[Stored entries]
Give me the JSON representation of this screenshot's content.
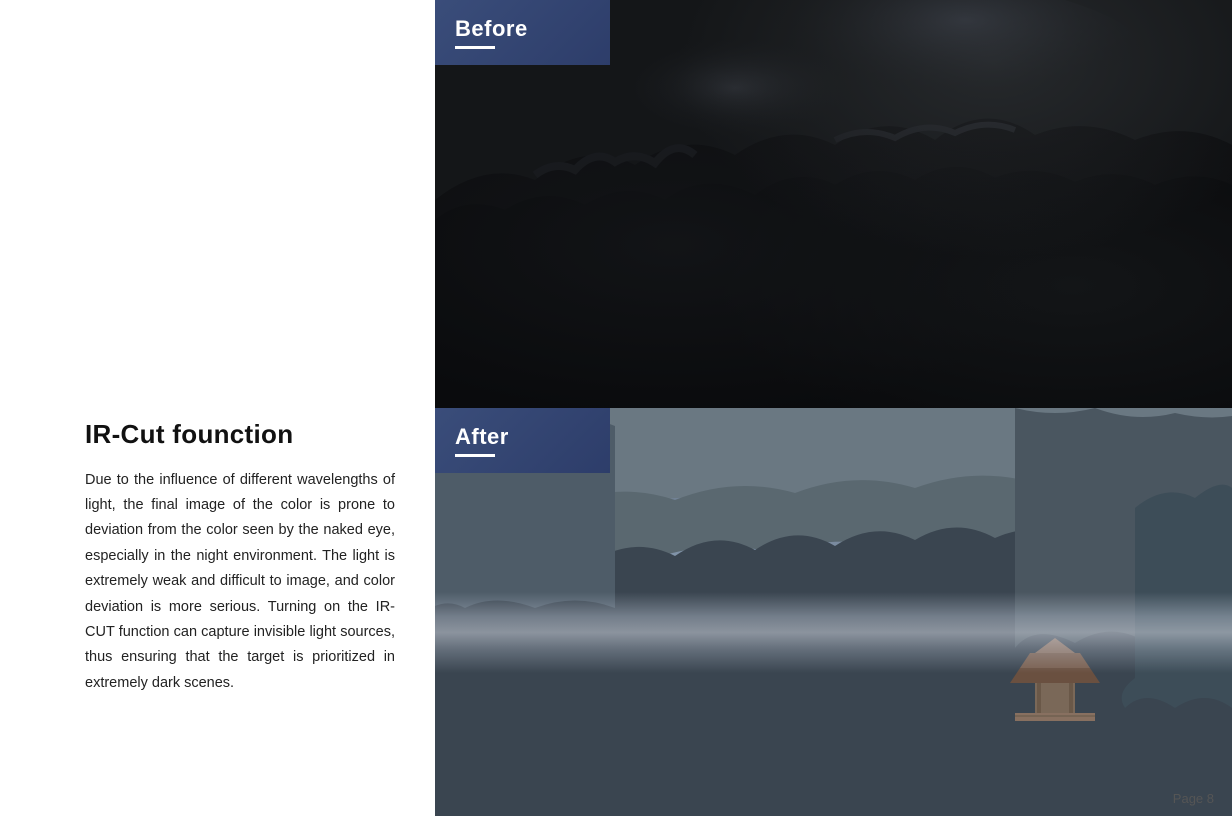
{
  "left": {
    "title": "IR-Cut founction",
    "body": "Due to the influence of different wavelengths of light, the final image of the color is prone to deviation from the color seen by the naked eye, especially in the night environment. The light is extremely weak and difficult to image, and color deviation is more serious. Turning on the IR-CUT function can capture invisible light sources, thus ensuring that the target is prioritized in extremely dark scenes."
  },
  "right": {
    "before_label": "Before",
    "after_label": "After"
  },
  "footer": {
    "page": "Page 8"
  }
}
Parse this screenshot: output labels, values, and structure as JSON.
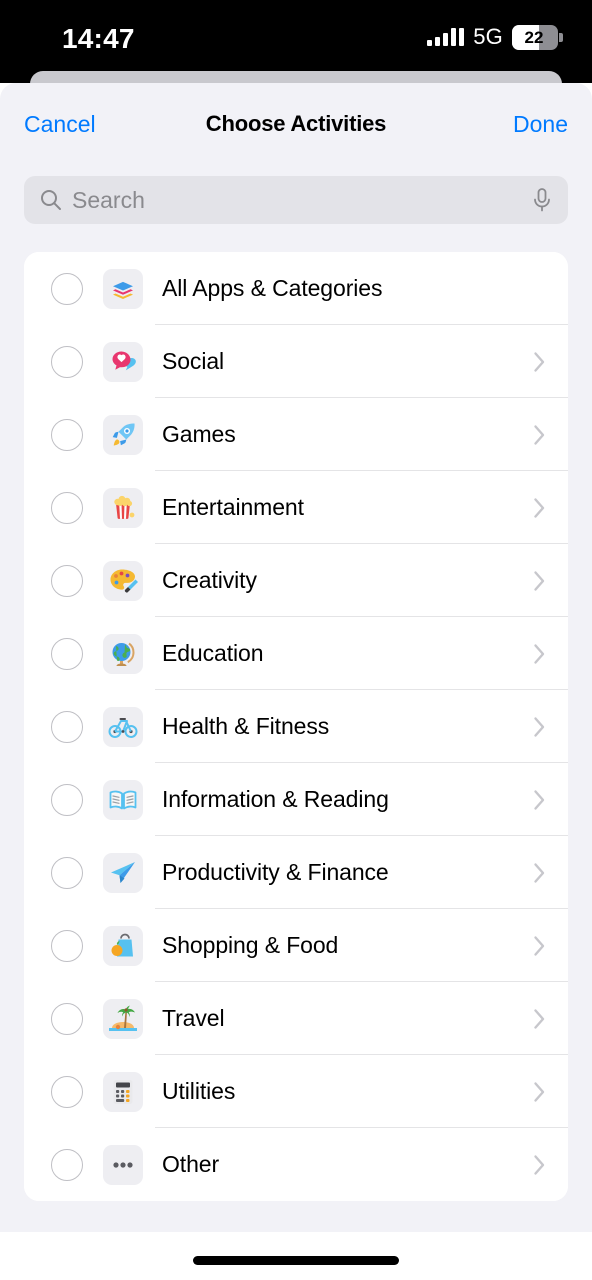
{
  "status_bar": {
    "time": "14:47",
    "network": "5G",
    "battery_percent": "22",
    "signal_icon": "cellular-bars-icon",
    "battery_icon": "battery-icon"
  },
  "nav": {
    "cancel_label": "Cancel",
    "title": "Choose Activities",
    "done_label": "Done",
    "accent_color": "#007aff"
  },
  "search": {
    "placeholder": "Search",
    "value": "",
    "search_icon": "search-icon",
    "mic_icon": "microphone-icon"
  },
  "list": {
    "items": [
      {
        "label": "All Apps & Categories",
        "icon": "layers-stack-icon",
        "selected": false,
        "has_chevron": false
      },
      {
        "label": "Social",
        "icon": "speech-bubble-heart-icon",
        "selected": false,
        "has_chevron": true
      },
      {
        "label": "Games",
        "icon": "rocket-icon",
        "selected": false,
        "has_chevron": true
      },
      {
        "label": "Entertainment",
        "icon": "popcorn-icon",
        "selected": false,
        "has_chevron": true
      },
      {
        "label": "Creativity",
        "icon": "artist-palette-icon",
        "selected": false,
        "has_chevron": true
      },
      {
        "label": "Education",
        "icon": "globe-stand-icon",
        "selected": false,
        "has_chevron": true
      },
      {
        "label": "Health & Fitness",
        "icon": "bicycle-icon",
        "selected": false,
        "has_chevron": true
      },
      {
        "label": "Information & Reading",
        "icon": "open-book-icon",
        "selected": false,
        "has_chevron": true
      },
      {
        "label": "Productivity & Finance",
        "icon": "paper-plane-icon",
        "selected": false,
        "has_chevron": true
      },
      {
        "label": "Shopping & Food",
        "icon": "shopping-bag-icon",
        "selected": false,
        "has_chevron": true
      },
      {
        "label": "Travel",
        "icon": "palm-island-icon",
        "selected": false,
        "has_chevron": true
      },
      {
        "label": "Utilities",
        "icon": "calculator-icon",
        "selected": false,
        "has_chevron": true
      },
      {
        "label": "Other",
        "icon": "ellipsis-icon",
        "selected": false,
        "has_chevron": true
      }
    ]
  },
  "colors": {
    "sheet_background": "#f2f2f7",
    "card_background": "#ffffff",
    "separator": "#e4e4e6",
    "chevron": "#c7c7cc",
    "tile_background": "#eeeef2",
    "radio_border": "#bfbfc4",
    "search_background": "#e3e3e8"
  },
  "home_indicator": {
    "name": "home-indicator"
  }
}
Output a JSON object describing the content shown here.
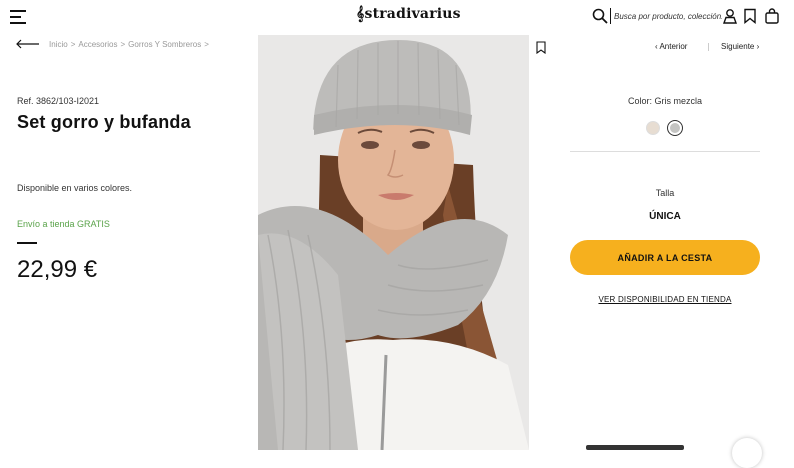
{
  "header": {
    "logo": "stradivarius",
    "search_placeholder": "Busca por producto, colección..."
  },
  "breadcrumb": {
    "items": [
      "Inicio",
      "Accesorios",
      "Gorros Y Sombreros"
    ],
    "separator": ">"
  },
  "product": {
    "ref": "Ref. 3862/103-I2021",
    "title": "Set gorro y bufanda",
    "availability": "Disponible en varios colores.",
    "shipping": "Envío a tienda GRATIS",
    "price": "22,99 €"
  },
  "nav": {
    "prev": "Anterior",
    "next": "Siguiente"
  },
  "options": {
    "color_label": "Color: Gris mezcla",
    "colors": [
      "#e7ddd2",
      "#c4c4c2"
    ],
    "size_label": "Talla",
    "size_value": "ÚNICA"
  },
  "actions": {
    "add_to_cart": "AÑADIR A LA CESTA",
    "store_availability": "VER DISPONIBILIDAD EN TIENDA"
  },
  "colors": {
    "accent": "#f6b01e",
    "shipping_green": "#5aa34a"
  }
}
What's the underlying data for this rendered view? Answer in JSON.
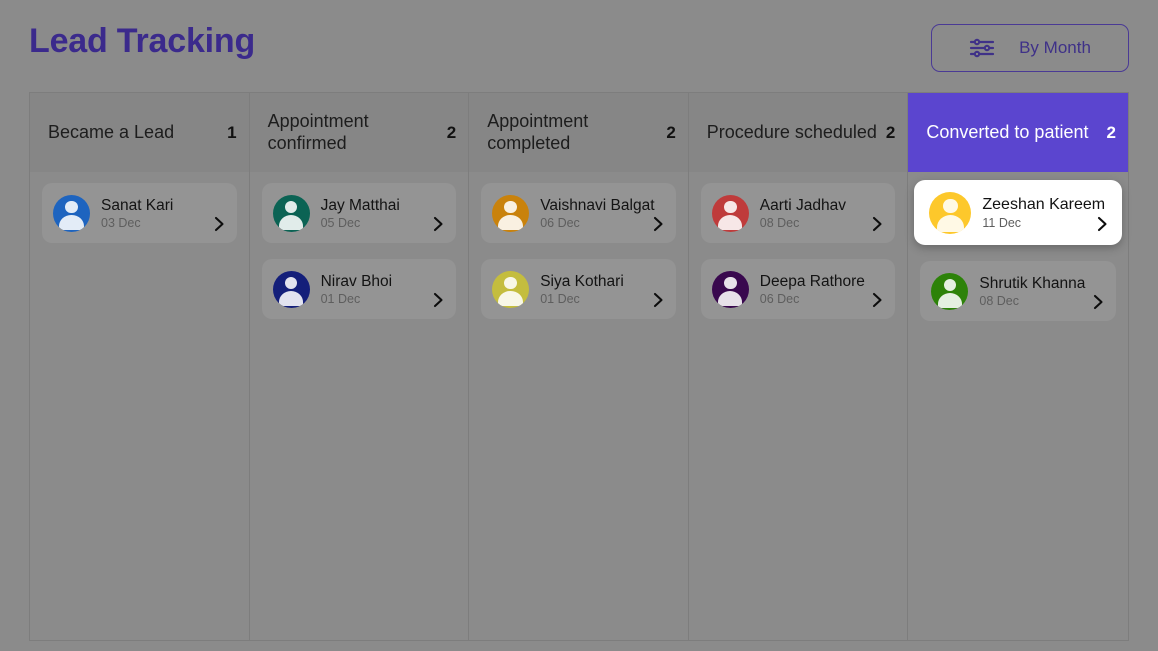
{
  "header": {
    "title": "Lead Tracking",
    "filter_button": {
      "label": "By Month",
      "icon": "sliders-icon"
    }
  },
  "theme": {
    "page_background": "#8b8b8b",
    "accent_purple": "#5b45cf",
    "title_color": "#3b2a8c",
    "card_background": "#949494",
    "card_highlight_background": "#ffffff",
    "column_header_background": "#868686",
    "border_color": "#7d7d7d"
  },
  "board": {
    "columns": [
      {
        "title": "Became a Lead",
        "count": "1",
        "active": false,
        "cards": [
          {
            "name": "Sanat Kari",
            "date": "03 Dec",
            "avatar_color": "#1e64bf",
            "highlight": false,
            "chevron": "chevron-right-icon"
          }
        ]
      },
      {
        "title": "Appointment confirmed",
        "count": "2",
        "active": false,
        "cards": [
          {
            "name": "Jay Matthai",
            "date": "05 Dec",
            "avatar_color": "#0b6354",
            "highlight": false,
            "chevron": "chevron-right-icon"
          },
          {
            "name": "Nirav Bhoi",
            "date": "01 Dec",
            "avatar_color": "#141f7a",
            "highlight": false,
            "chevron": "chevron-right-icon"
          }
        ]
      },
      {
        "title": "Appointment completed",
        "count": "2",
        "active": false,
        "cards": [
          {
            "name": "Vaishnavi Balgat",
            "date": "06 Dec",
            "avatar_color": "#c9820c",
            "highlight": false,
            "chevron": "chevron-right-icon"
          },
          {
            "name": "Siya Kothari",
            "date": "01 Dec",
            "avatar_color": "#c4bd3e",
            "highlight": false,
            "chevron": "chevron-right-icon"
          }
        ]
      },
      {
        "title": "Procedure scheduled",
        "count": "2",
        "active": false,
        "cards": [
          {
            "name": "Aarti Jadhav",
            "date": "08 Dec",
            "avatar_color": "#bf3b3b",
            "highlight": false,
            "chevron": "chevron-right-icon"
          },
          {
            "name": "Deepa Rathore",
            "date": "06 Dec",
            "avatar_color": "#39084e",
            "highlight": false,
            "chevron": "chevron-right-icon"
          }
        ]
      },
      {
        "title": "Converted to patient",
        "count": "2",
        "active": true,
        "cards": [
          {
            "name": "Zeeshan Kareem",
            "date": "11 Dec",
            "avatar_color": "#fdc82b",
            "highlight": true,
            "chevron": "chevron-right-icon"
          },
          {
            "name": "Shrutik Khanna",
            "date": "08 Dec",
            "avatar_color": "#2d8209",
            "highlight": false,
            "chevron": "chevron-right-icon"
          }
        ]
      }
    ]
  }
}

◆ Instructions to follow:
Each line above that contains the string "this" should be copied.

◆ Task result:
Give me the JSON representation of this screenshot's content.
Parse this screenshot: output labels, values, and structure as JSON.
What's the underlying data for this rendered view? Answer in JSON.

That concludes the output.